(Beginning of Data for the task)

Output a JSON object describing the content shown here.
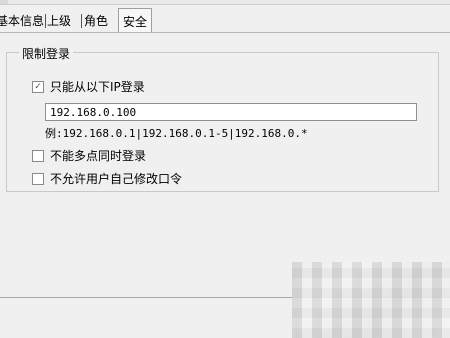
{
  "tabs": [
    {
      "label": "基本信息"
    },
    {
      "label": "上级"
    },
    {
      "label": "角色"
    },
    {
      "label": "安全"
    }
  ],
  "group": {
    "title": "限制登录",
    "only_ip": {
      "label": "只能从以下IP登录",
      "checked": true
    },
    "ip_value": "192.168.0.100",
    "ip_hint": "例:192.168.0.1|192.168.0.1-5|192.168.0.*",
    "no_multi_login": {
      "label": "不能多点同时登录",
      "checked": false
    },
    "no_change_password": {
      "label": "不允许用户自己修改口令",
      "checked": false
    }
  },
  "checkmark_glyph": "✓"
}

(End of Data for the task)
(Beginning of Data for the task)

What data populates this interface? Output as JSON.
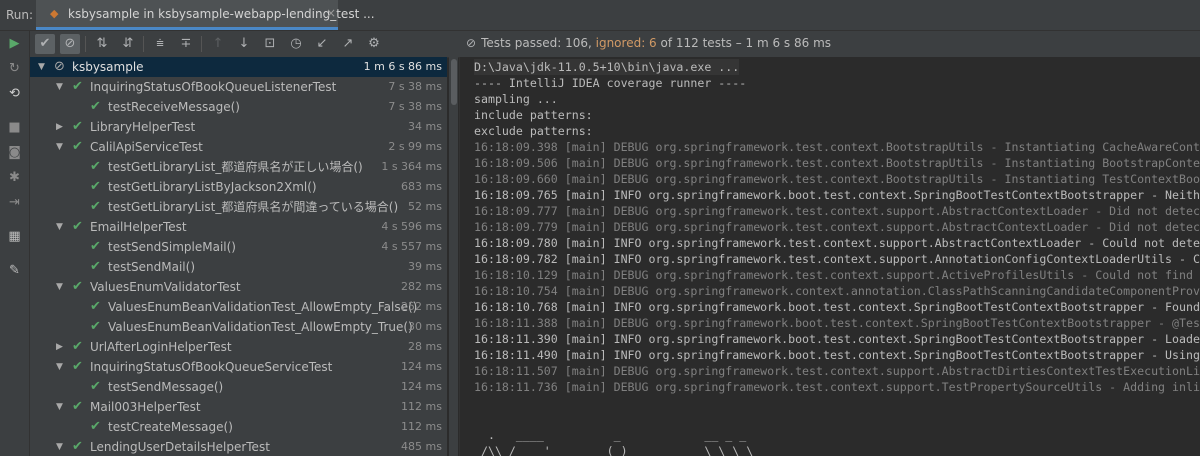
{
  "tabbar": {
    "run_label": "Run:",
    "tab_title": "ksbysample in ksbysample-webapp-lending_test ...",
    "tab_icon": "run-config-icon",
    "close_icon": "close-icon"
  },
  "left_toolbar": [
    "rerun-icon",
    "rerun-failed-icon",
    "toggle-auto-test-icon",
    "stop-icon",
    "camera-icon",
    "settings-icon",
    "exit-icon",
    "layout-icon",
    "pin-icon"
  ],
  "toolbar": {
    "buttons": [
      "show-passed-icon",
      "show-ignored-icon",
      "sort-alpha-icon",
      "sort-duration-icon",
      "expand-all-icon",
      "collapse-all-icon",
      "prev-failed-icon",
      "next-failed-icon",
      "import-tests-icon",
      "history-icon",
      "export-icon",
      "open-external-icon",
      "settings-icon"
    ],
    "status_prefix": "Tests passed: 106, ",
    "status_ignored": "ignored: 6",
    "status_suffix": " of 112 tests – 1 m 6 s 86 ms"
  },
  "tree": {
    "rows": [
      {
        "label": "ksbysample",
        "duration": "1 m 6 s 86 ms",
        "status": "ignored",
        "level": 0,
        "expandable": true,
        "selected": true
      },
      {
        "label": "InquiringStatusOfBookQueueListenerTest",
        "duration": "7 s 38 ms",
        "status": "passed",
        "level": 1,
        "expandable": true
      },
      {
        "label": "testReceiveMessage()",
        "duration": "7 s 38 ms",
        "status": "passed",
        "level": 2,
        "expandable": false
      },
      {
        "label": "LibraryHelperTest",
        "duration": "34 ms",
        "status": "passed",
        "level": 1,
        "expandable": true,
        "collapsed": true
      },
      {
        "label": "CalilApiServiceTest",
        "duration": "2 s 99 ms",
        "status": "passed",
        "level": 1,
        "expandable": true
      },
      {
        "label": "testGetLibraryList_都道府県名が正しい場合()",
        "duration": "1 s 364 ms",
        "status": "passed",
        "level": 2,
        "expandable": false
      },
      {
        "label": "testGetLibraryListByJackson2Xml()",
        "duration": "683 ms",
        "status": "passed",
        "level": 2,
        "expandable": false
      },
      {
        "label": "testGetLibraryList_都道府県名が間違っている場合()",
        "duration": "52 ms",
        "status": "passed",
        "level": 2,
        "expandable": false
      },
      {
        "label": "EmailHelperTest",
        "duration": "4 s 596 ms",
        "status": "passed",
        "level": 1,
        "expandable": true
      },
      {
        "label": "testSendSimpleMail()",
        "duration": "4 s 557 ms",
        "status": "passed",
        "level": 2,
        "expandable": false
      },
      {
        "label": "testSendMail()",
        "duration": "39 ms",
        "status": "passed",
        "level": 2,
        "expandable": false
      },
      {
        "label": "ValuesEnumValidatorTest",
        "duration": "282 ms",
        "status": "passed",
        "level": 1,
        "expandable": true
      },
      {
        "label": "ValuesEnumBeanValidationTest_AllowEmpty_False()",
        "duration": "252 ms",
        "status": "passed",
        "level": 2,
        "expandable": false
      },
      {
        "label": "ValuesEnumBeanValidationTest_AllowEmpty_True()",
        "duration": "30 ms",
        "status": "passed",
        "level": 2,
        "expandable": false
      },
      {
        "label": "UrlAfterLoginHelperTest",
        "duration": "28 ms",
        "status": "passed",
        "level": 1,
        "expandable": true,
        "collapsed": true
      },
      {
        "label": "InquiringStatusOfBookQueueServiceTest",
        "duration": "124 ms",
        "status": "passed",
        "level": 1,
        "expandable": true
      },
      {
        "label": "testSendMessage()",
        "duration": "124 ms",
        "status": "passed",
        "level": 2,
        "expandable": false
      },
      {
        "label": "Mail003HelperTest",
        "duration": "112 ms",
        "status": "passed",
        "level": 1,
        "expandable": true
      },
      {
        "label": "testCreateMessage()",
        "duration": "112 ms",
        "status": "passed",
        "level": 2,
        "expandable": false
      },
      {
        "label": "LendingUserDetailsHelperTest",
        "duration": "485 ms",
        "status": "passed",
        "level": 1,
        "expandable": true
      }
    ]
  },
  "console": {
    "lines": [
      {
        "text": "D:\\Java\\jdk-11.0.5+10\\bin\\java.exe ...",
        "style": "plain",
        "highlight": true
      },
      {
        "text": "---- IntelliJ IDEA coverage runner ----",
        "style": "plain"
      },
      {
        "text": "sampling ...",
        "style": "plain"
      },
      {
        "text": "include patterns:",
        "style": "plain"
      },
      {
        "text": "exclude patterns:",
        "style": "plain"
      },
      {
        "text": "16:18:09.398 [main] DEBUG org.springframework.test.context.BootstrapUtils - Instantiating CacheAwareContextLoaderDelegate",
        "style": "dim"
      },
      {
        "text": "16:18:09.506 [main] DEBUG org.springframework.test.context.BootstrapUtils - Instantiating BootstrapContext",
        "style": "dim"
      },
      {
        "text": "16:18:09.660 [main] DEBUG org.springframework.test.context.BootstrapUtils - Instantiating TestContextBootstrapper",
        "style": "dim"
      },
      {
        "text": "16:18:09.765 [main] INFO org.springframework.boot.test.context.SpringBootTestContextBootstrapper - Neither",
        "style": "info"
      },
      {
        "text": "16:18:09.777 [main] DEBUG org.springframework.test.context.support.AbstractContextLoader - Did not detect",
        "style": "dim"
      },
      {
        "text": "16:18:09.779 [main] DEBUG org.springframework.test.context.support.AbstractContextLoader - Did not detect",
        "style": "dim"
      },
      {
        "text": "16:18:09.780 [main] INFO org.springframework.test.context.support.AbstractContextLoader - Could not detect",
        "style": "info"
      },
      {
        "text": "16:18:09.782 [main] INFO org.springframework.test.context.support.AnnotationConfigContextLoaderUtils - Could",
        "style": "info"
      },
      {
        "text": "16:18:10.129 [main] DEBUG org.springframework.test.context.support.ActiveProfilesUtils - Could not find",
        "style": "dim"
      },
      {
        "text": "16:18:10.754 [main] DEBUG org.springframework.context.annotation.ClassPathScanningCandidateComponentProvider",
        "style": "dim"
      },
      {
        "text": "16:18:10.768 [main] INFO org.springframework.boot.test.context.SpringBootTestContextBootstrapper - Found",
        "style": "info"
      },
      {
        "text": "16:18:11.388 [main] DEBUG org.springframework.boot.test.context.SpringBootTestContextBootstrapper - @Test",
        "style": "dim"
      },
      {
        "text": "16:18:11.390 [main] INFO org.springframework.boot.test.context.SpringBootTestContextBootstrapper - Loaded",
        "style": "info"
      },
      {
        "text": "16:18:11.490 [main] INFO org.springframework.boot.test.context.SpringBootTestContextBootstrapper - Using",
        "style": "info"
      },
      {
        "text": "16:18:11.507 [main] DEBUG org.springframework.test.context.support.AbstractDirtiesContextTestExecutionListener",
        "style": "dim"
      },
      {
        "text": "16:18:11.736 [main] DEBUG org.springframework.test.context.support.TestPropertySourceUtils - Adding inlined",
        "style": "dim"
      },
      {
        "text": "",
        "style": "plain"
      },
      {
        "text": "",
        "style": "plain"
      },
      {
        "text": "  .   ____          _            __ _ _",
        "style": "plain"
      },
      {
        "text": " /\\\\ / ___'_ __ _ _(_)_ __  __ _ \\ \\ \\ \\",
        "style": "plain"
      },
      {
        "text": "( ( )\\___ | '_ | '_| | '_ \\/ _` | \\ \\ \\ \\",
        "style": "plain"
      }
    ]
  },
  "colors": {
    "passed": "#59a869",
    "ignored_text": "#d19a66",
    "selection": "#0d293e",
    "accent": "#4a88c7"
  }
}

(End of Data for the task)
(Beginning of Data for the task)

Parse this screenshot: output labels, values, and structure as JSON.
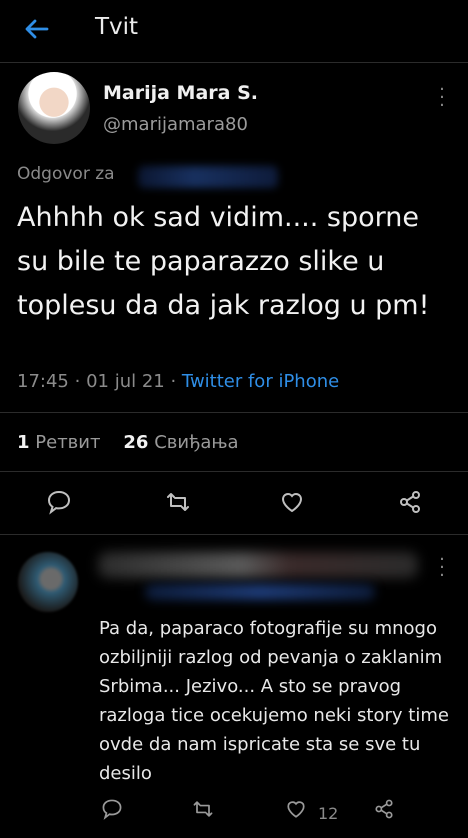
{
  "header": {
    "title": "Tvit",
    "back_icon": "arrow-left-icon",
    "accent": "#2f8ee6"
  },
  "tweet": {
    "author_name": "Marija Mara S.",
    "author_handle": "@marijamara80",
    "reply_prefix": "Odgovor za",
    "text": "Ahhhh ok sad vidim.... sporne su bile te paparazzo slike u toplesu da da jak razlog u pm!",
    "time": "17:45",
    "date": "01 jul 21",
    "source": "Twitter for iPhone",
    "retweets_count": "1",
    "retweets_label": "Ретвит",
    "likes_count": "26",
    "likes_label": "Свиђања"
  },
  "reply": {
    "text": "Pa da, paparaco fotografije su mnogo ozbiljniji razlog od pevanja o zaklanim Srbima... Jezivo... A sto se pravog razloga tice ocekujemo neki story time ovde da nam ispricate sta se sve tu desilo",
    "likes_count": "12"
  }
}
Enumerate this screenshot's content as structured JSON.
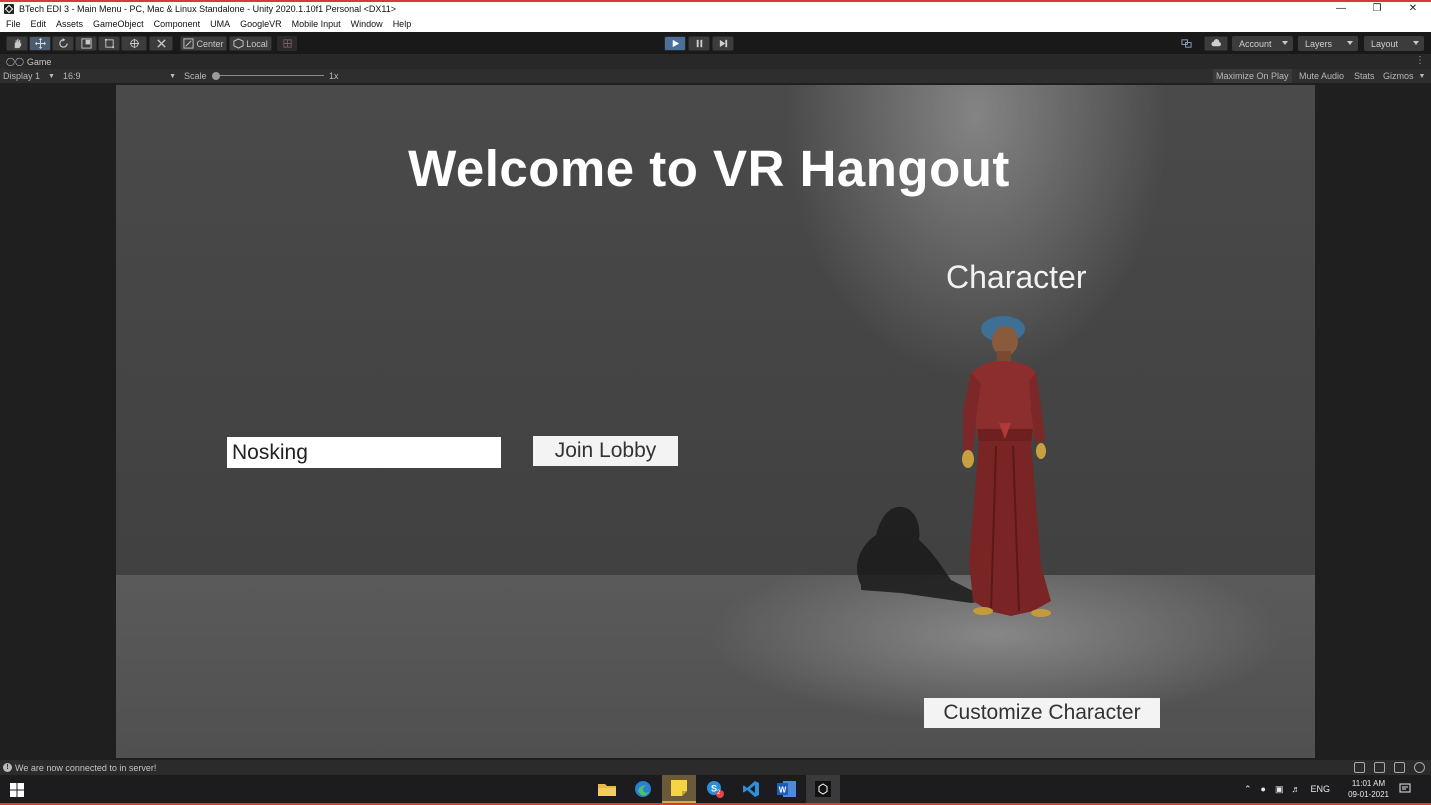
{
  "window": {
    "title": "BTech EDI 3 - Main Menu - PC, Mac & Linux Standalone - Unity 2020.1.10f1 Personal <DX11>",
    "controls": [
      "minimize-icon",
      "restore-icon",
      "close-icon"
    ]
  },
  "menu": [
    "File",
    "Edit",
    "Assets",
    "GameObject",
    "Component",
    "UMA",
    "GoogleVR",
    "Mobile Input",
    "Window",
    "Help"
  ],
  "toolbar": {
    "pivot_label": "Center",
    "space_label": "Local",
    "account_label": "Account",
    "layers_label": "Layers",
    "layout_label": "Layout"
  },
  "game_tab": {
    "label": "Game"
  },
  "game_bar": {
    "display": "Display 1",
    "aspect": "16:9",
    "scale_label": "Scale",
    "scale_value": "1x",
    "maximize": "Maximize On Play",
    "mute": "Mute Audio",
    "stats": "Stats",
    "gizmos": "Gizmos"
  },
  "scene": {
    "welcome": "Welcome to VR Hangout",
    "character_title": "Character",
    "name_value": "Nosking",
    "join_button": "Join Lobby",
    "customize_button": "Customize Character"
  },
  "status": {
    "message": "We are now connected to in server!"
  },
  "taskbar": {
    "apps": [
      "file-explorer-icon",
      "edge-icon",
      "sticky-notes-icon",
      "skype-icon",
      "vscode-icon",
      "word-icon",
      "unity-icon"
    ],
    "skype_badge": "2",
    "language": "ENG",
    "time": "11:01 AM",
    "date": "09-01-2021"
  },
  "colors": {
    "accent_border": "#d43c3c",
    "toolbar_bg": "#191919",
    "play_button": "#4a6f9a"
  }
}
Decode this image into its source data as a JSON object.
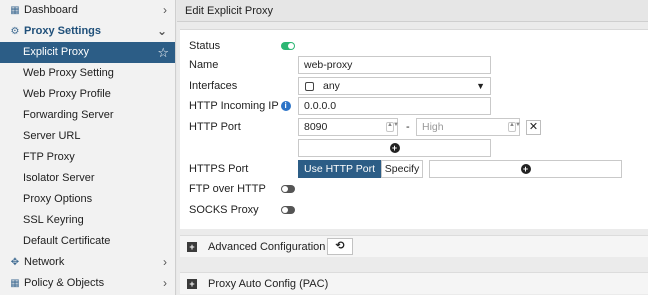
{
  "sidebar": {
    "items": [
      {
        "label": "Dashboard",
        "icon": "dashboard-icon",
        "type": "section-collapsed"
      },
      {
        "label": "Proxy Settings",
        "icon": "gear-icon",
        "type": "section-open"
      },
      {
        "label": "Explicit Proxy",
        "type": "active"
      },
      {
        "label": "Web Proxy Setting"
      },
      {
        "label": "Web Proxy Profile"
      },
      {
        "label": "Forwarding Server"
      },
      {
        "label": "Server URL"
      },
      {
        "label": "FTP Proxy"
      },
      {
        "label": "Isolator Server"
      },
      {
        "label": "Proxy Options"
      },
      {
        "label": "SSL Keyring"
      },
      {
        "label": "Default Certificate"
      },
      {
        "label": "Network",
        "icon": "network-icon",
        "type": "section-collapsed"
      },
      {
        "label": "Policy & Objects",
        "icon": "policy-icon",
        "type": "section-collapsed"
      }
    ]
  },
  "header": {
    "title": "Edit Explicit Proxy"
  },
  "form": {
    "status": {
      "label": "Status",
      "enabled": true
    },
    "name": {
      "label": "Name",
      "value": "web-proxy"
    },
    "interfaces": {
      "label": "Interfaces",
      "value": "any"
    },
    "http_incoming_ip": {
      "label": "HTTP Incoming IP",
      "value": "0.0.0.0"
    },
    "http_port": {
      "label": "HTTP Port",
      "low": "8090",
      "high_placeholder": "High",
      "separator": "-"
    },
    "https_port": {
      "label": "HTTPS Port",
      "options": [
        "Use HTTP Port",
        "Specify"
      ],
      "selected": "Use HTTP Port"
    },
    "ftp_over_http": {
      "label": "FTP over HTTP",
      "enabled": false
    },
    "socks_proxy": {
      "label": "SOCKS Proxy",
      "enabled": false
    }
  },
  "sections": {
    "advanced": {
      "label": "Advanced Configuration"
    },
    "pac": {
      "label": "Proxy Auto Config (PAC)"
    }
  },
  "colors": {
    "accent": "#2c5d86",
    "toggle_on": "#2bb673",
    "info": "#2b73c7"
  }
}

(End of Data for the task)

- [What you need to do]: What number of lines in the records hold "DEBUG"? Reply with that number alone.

- [Finished task]: 10